[Opening Raw data section]

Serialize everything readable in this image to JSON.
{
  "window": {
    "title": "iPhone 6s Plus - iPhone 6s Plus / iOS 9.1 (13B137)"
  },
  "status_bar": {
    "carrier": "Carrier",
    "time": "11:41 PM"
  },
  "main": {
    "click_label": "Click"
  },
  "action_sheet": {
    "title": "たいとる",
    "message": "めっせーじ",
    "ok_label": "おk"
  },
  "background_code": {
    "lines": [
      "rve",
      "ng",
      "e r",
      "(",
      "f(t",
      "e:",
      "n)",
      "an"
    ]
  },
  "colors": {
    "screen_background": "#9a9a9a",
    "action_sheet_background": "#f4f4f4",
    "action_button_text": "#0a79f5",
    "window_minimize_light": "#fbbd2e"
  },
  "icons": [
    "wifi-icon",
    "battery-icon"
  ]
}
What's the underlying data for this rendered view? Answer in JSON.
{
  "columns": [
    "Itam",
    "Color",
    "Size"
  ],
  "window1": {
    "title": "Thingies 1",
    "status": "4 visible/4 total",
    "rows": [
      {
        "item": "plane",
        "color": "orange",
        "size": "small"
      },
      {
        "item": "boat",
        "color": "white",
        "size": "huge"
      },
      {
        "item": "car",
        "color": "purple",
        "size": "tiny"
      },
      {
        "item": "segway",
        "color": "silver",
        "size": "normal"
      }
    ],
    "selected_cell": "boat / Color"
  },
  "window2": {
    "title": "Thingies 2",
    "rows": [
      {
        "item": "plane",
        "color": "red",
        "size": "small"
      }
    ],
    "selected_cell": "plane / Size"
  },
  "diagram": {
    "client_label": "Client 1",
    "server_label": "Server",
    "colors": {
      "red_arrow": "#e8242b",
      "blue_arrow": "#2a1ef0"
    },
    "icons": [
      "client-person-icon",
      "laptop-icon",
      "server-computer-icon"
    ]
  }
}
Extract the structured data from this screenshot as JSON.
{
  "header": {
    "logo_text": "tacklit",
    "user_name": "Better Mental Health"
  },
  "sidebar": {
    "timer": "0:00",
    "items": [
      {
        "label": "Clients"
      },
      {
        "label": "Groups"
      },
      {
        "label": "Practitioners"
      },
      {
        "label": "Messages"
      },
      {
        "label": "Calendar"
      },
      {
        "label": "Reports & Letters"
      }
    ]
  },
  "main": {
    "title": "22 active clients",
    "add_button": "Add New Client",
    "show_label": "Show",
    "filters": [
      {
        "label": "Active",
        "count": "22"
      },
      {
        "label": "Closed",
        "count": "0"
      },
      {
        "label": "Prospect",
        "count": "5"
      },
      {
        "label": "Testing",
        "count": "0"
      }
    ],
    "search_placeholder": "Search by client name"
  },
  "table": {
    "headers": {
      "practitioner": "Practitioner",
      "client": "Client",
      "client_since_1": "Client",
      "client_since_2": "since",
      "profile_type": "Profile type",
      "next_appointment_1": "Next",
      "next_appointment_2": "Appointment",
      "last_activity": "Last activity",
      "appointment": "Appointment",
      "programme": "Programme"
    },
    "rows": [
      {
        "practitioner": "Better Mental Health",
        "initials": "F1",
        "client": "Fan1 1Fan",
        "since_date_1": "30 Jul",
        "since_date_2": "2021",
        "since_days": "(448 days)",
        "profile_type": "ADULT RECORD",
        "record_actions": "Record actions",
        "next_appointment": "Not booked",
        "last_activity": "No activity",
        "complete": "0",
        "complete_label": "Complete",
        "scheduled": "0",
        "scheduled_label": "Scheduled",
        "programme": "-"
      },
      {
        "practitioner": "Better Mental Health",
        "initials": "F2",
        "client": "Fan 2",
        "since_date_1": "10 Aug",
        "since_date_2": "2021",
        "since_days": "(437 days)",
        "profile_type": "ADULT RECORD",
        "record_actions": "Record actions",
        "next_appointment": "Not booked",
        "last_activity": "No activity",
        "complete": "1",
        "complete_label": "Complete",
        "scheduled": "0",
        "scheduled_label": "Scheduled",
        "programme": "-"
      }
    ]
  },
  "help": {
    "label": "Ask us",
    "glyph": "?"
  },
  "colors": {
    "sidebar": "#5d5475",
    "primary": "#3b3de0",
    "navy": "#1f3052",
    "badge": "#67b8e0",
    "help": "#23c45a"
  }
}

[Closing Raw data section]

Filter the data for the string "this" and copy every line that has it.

Answer to the problem »
Serialize everything readable in this image to JSON.
What's the underlying data for this rendered view? Answer in JSON.
Extract the structured data from this screenshot as JSON.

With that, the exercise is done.